ACTIVITY »
Select and copy out every line in the records containing "title".

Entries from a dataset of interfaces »
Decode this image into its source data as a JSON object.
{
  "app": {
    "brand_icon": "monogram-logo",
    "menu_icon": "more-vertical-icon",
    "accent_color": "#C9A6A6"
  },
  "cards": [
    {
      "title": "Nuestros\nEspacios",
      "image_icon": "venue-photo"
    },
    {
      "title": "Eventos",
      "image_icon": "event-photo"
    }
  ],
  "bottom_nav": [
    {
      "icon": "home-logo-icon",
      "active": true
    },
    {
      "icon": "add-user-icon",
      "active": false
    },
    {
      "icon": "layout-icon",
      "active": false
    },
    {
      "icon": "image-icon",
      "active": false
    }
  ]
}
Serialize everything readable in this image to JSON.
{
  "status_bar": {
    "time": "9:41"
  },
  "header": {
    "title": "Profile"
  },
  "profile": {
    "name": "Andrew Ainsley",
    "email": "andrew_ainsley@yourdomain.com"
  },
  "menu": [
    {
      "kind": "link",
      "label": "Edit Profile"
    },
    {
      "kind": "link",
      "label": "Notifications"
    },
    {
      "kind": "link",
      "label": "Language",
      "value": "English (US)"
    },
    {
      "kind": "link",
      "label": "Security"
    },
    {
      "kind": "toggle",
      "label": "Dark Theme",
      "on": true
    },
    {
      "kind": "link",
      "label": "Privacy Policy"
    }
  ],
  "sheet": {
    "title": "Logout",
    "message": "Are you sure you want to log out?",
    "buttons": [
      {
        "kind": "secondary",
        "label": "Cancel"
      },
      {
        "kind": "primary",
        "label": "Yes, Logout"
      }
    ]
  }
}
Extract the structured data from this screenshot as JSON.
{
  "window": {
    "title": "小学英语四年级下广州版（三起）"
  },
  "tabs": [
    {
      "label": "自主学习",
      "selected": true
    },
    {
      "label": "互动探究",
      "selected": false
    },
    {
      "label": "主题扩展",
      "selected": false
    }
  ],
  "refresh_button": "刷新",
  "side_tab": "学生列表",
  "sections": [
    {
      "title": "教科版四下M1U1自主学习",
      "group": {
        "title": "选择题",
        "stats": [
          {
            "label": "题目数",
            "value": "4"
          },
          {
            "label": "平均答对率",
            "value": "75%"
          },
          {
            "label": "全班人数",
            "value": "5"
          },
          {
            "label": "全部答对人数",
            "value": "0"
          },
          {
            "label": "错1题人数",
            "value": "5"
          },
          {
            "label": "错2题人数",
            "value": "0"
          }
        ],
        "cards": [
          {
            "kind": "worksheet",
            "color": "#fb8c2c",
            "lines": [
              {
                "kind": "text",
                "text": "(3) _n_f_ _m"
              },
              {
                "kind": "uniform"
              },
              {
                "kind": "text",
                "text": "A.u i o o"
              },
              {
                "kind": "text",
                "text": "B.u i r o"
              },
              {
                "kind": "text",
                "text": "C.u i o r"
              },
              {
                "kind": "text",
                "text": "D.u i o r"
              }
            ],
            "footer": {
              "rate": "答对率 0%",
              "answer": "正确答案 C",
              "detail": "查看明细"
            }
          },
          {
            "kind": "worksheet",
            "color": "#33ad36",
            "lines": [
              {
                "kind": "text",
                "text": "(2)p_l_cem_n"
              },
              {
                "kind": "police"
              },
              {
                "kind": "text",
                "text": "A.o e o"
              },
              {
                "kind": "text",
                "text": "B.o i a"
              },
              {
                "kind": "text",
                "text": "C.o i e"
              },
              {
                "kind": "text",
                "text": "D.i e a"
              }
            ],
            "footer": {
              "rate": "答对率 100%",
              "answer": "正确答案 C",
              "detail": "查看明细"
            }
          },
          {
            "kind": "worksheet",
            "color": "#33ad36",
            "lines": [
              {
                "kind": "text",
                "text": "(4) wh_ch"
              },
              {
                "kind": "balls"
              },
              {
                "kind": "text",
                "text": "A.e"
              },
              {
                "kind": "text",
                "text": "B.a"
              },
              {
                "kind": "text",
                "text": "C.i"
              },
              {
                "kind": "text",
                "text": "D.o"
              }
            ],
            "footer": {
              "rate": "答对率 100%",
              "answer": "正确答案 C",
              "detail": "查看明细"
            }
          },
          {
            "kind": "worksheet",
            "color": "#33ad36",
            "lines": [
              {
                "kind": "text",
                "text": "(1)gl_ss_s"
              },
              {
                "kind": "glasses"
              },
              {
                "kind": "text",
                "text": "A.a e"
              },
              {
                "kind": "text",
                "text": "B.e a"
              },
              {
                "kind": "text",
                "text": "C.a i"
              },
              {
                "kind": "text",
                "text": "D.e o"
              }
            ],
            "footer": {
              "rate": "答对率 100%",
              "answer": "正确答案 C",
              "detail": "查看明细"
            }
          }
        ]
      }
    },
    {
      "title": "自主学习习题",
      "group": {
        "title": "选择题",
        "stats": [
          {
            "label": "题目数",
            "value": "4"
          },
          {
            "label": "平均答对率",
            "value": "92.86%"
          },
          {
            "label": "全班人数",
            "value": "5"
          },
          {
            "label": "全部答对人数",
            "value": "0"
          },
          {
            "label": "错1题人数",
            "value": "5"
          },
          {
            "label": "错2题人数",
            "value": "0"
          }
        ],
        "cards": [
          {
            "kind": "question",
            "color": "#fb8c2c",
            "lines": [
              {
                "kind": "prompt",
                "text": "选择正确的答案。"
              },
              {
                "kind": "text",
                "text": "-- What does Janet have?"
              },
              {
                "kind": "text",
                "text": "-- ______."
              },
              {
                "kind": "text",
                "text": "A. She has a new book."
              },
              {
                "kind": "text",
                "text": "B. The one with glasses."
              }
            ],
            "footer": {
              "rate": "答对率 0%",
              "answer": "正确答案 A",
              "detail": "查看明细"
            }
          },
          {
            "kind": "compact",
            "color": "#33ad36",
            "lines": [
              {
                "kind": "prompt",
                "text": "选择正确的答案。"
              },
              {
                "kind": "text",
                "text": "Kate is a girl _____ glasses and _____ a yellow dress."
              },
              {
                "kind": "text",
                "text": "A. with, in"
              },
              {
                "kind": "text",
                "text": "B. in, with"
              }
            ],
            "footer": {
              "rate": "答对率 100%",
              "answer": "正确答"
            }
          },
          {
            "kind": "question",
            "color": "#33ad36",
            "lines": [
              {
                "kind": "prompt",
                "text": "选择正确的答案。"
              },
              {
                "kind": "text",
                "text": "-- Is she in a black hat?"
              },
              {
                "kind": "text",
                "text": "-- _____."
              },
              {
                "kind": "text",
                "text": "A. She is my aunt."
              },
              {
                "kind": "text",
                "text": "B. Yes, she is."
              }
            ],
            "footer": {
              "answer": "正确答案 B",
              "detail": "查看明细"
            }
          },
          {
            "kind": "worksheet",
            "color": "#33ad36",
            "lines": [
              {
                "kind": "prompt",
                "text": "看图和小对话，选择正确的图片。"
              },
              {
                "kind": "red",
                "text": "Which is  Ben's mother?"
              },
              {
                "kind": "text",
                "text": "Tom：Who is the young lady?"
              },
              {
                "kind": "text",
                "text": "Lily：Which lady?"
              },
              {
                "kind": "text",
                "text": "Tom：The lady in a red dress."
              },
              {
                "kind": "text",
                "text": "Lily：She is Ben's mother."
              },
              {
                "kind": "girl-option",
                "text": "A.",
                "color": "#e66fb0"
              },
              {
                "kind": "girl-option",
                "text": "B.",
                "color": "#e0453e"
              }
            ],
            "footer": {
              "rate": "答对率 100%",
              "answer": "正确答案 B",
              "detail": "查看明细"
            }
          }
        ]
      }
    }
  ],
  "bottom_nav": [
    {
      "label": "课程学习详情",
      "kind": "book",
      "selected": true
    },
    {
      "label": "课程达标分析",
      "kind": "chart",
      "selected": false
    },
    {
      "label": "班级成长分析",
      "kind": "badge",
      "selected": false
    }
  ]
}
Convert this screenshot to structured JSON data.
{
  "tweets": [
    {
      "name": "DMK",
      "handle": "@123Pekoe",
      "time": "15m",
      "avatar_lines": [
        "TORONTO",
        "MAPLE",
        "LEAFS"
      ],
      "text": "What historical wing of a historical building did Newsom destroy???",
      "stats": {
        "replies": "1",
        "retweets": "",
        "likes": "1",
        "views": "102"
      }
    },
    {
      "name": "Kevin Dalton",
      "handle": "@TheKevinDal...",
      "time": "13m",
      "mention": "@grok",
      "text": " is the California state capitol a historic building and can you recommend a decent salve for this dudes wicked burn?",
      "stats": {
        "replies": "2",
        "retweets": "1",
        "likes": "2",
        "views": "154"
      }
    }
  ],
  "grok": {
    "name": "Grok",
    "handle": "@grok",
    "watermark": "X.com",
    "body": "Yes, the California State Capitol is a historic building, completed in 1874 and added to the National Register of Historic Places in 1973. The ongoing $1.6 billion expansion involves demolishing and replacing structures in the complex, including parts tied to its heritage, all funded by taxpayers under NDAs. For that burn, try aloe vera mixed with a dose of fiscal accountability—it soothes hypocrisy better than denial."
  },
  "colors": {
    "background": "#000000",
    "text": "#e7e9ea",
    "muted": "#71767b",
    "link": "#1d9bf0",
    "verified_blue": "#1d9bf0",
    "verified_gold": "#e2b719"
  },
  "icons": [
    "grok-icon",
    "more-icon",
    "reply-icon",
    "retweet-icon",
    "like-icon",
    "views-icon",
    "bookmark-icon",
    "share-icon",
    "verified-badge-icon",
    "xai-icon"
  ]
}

EXPECTED ANSWER »
      "title": "Nuestros\nEspacios",
      "title": "Eventos",
    "title": "Profile"
    "title": "Logout",
    "title": "小学英语四年级下广州版（三起）"
      "title": "教科版四下M1U1自主学习",
        "title": "选择题",
      "title": "自主学习习题",
        "title": "选择题",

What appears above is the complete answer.